Aim of the exercise — When the word "contact" shows up in a line of the data below, copy that whole line.

(Data Opens)

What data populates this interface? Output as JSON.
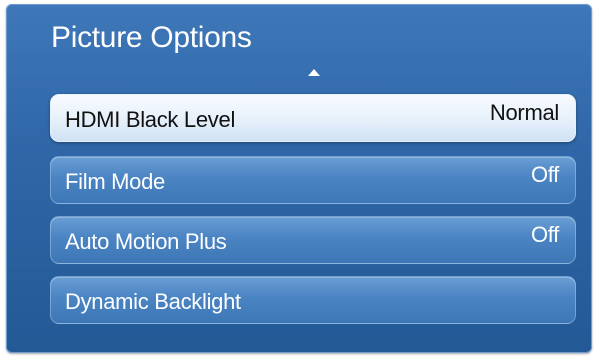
{
  "panel": {
    "title": "Picture Options",
    "scroll_up_icon": "triangle-up-icon",
    "items": [
      {
        "label": "HDMI Black Level",
        "value": "Normal",
        "selected": true
      },
      {
        "label": "Film Mode",
        "value": "Off",
        "selected": false
      },
      {
        "label": "Auto Motion Plus",
        "value": "Off",
        "selected": false
      },
      {
        "label": "Dynamic Backlight",
        "value": "",
        "selected": false
      }
    ]
  },
  "colors": {
    "panel_background": "#2f67a8",
    "item_background": "#4a84c3",
    "selected_background": "#e8f1fb",
    "text_light": "#ffffff",
    "text_dark": "#111111"
  }
}
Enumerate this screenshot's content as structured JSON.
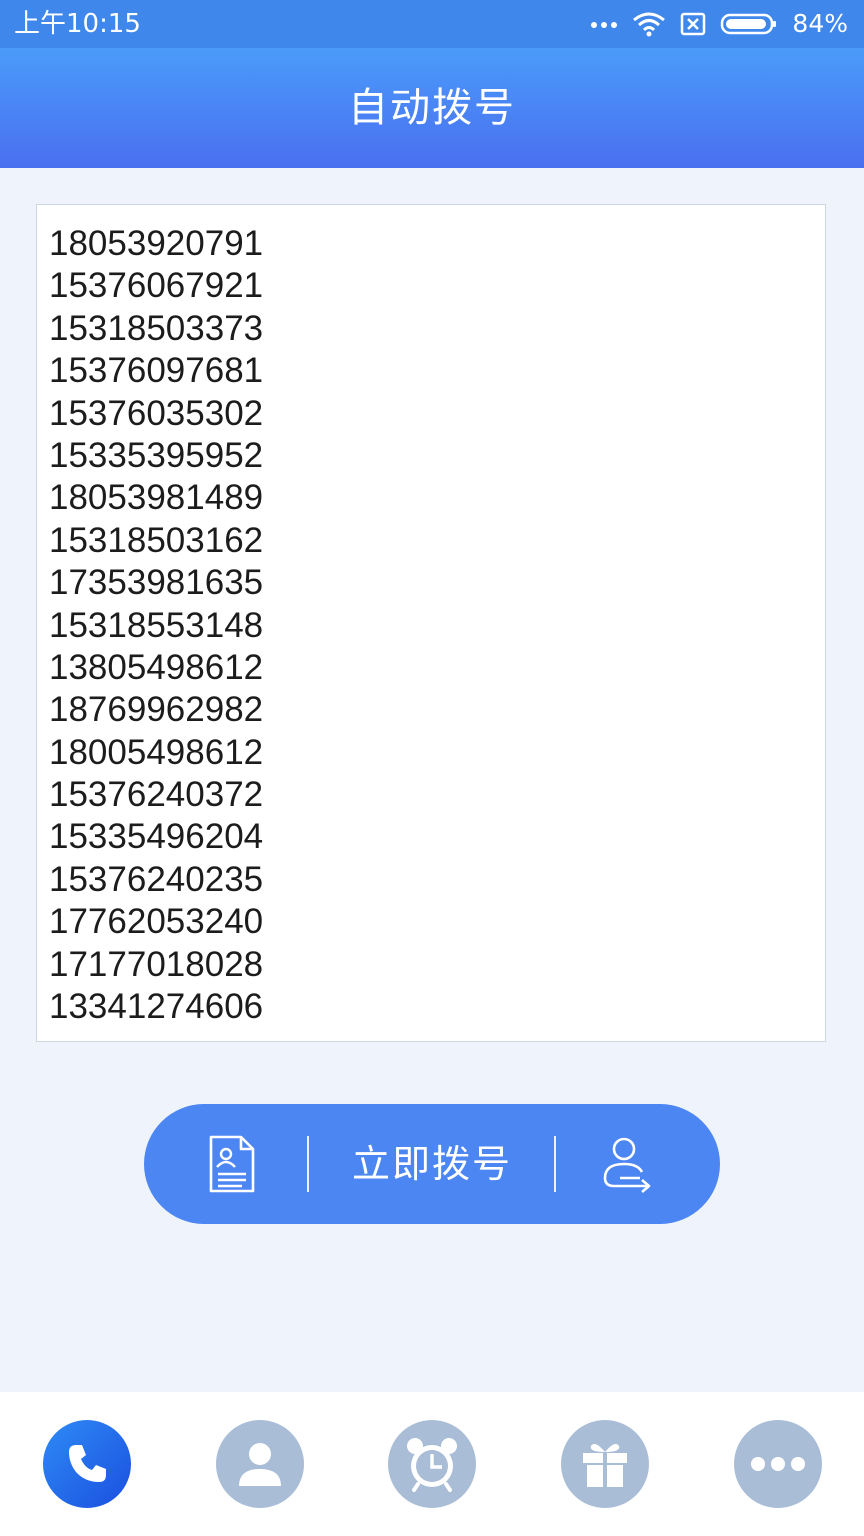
{
  "status_bar": {
    "time": "上午10:15",
    "battery": "84%",
    "icons": [
      "more-dots-icon",
      "wifi-icon",
      "sim-off-icon",
      "battery-icon"
    ]
  },
  "header": {
    "title": "自动拨号"
  },
  "numbers": [
    "18053920791",
    "15376067921",
    "15318503373",
    "15376097681",
    "15376035302",
    "15335395952",
    "18053981489",
    "15318503162",
    "17353981635",
    "15318553148",
    "13805498612",
    "18769962982",
    "18005498612",
    "15376240372",
    "15335496204",
    "15376240235",
    "17762053240",
    "17177018028",
    "13341274606"
  ],
  "action_bar": {
    "dial_label": "立即拨号",
    "left_icon": "contact-document-icon",
    "right_icon": "user-switch-icon"
  },
  "bottom_nav": {
    "items": [
      {
        "icon": "phone-icon",
        "active": true
      },
      {
        "icon": "contact-icon",
        "active": false
      },
      {
        "icon": "alarm-clock-icon",
        "active": false
      },
      {
        "icon": "gift-icon",
        "active": false
      },
      {
        "icon": "more-icon",
        "active": false
      }
    ]
  },
  "colors": {
    "status_bar": "#3f87ea",
    "header_top": "#4a9bfa",
    "header_bottom": "#4a6ff0",
    "page_background": "#eff4fc",
    "action_pill": "#4c86f2",
    "nav_inactive": "#a9bdd6",
    "nav_active": "#1a4fe0"
  }
}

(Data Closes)

Exercise answer —
    "left_icon": "contact-document-icon",
        "icon": "contact-icon",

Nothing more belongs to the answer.